That suggested that the people were simply taken for ransom, a lucrative business that has grown rapidly since U.S. forces overthrew Saddam Hussein's government in 2003.
A group of Shiite students in a neighborhood of southern Baghdad, kidnapped in another roundup on Monday, did not have the option of paying their way out.
In Abu Dashir, a Shiite neighborhood south of Dora, the volatile southern section of Baghdad, gunmen posing as drivers lined up a set of minibuses as if to offer rides to central Baghdad, a police officer said. Fifteen students from Abu Dashir got aboard.
The drivers and their accomplices killed them -- where the murders happened is unclear -- and threw their bodies off the side of the Dora highway.
Abduction statistics are unreliable because many families do not report crimes, fearing the police as much as they do the kidnapping gangs.
But every so often, kidnappers are brought to justice. On Monday, an Iraqi court sentenced an Iraqi man to life imprisonment in connection with the killing of Margaret Hassan, an Iraqi-British aid worker kidnapped in 2004. It is believed to be Iraq's first trial of a suspect accused of the abduction or murder of a foreign-born civilian since the U.S.-led invasion.
Mustafa Salman, charged with aiding and abetting the abductors, received the sentence a few hours after his trial started, the Reuters news service reported. Two other defendants in the case were freed.
Hassan, originally from Ireland, married an Iraqi engineer and lived in Iraq for more than three decades before becoming an Iraqi citizen. At the time of her kidnapping in October 2004, she headed Iraqi operations for the CARE International charity. She was abducted on her way to work in Baghdad. She was presumed murdered about a month later, after her captors released video messages of her appealing for the withdrawal of British forces from Iraq. Her body has not been found.
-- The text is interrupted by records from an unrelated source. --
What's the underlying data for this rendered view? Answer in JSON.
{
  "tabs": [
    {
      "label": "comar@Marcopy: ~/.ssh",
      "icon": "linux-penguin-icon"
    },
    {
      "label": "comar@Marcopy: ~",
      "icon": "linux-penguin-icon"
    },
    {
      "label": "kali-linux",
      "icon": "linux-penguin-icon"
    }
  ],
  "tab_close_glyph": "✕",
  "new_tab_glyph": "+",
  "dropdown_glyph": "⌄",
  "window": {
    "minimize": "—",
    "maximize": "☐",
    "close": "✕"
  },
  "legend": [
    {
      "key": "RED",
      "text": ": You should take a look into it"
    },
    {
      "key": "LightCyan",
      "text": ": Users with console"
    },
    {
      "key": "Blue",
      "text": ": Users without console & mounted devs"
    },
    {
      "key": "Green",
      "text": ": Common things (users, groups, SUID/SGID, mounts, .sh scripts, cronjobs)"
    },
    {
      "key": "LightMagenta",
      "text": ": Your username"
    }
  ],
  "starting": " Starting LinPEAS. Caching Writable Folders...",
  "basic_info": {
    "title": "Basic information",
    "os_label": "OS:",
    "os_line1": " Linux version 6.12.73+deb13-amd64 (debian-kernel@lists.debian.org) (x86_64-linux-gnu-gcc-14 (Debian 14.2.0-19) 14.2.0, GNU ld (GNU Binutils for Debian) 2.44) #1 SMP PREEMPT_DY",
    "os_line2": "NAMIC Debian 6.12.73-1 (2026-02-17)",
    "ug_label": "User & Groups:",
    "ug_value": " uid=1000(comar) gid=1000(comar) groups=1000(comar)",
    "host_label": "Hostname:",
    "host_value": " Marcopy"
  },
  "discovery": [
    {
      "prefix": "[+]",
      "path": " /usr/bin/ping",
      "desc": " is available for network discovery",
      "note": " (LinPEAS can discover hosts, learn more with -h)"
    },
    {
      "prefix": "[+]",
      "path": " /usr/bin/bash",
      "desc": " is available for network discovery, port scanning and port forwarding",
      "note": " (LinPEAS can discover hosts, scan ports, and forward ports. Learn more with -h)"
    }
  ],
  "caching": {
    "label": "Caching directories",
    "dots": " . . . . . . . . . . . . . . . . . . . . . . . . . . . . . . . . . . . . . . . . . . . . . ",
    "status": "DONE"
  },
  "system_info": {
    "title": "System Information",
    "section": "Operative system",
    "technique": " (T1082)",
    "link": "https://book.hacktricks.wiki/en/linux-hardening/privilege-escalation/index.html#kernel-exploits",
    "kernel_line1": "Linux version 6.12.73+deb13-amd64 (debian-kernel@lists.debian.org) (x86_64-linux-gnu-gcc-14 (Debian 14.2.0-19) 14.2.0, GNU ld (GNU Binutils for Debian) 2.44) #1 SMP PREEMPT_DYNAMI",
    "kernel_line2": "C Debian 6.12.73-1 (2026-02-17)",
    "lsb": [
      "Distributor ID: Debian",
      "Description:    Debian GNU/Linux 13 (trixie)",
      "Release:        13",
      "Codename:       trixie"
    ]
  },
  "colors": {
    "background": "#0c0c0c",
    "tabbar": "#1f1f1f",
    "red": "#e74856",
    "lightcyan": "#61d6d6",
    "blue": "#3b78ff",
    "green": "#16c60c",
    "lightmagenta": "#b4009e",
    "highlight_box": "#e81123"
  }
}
Also in Baghdad on Monday, the defense team in the trial of Saddam Hussein protested the arrest of four of its witnesses. Defense attorneys charged that some of them were beaten by Iraqi guards.
The chief judge said they were jailed on suspicion of perjury last week after testifying that they had seen the chief prosecutor offering money and unspecified fake documents in exchange for testimony. One of the witnesses also claimed that some of the 148 Shiites from the town of Dujail who were allegedly killed on Hussein's orders were still alive.
Special correspondents K.I. Ibrahim, Omar Fekeiki and Saad al-Izzi contributed to this report.